by 2023-24.

And the alternative.

Following a Labour approach that tops up the post-Spending Round baseline to the tune of £49 billion of current spending and £25 billion of capital spending by 2023-24, lifts TME to 43.3 per cent of GDP. That would take us back to 1982-83, and would stand as the ninth highest spending total in the entire post-war period.

So both will be opening the fiscal taps the difference simply being how much.

We then arrive at an issue which leaves the Resolution Foundation in something of a class of one ( h/t Brian Clough).

Even before accounting for any post-election spending surge, the fiscal rules look set to be broken, leaving the UK effectively without a fiscal anchor.

Maybe it bothers you if you live in the political world but as we have observed over the past decade they end up singing along with Earth Wind and Fire.

Every man has a place, in his heart there’s a space,
And the world can’t erase his fantasies
Take a ride in the sky, on our ship fantasii
All your dreams will come true, right away

Comment

The conventional view is to then ask how this can be afforded or paid for? We are all familiar with the question how will this be funded? But times are different now driven by factors such as this.

Bank of America sees a risk that yields on some Treasuries will go negative by 2021 as the Fed cuts rates all the way to zero ( Bloomberg )

In such a scenario then the UK would if market relationships stay as they are have its whole yield curve go negative, or if you prefer be paid to borrow at all maturities.

That may or may not happen but we do know that we can borrow very cheaply right now. The UK benchmark ten-year Gilt yield is a mere 0.7% and even if we borrow for fifty years the yield is only 1.1%. Thus borrowing as a means of financing deficits is quite plausible in a world where there is a hunt for yield. The only issue is how much we would be able to borrow? With a sub-plot that hopefully we would borrow over the very long-term to trim the future risks of doing so. Just to be clear I am not advocating large extra borrowing just observing that circumstances have changed. That reinforces even further my point about fiscal rules.

Also it would be helpful to note the plans of the Liberal Democrats and the nationalist parties. The SNP in Scotland seem set to have some role to play and whilst winning seems unlikely for the Lib Dems they could quite easily find themselves in a coalition government again.

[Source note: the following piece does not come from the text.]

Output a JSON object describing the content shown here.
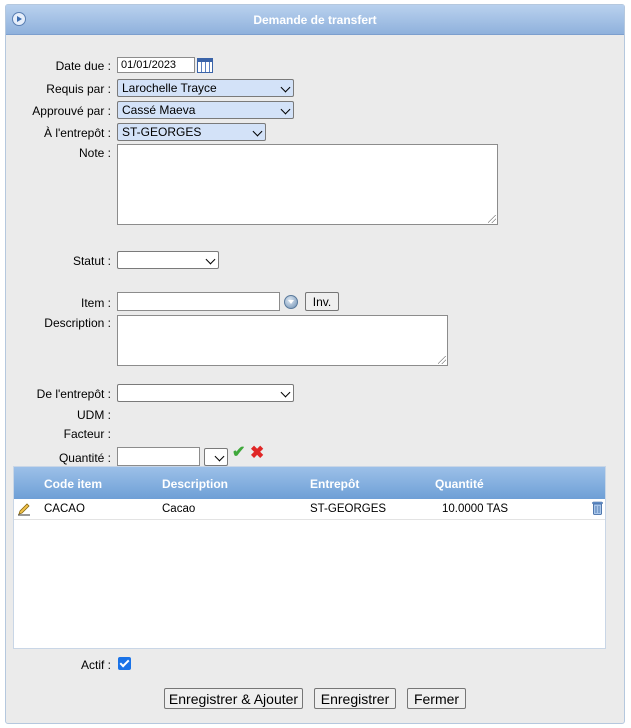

The rub as Shakespeare would put it is that we now seem hooked on stimulus and as the monetary injections fail to give much of a hit we are now searching for a new high. This brings us back to economic growth as it lack of it and of course in the “green era” whether we should have any at all?

Podcast

 

NB

The fiscal numbers quoted by Mario Draghi were on this basis.

Average cyclically adjusted primary balance as a percentage of potential GDP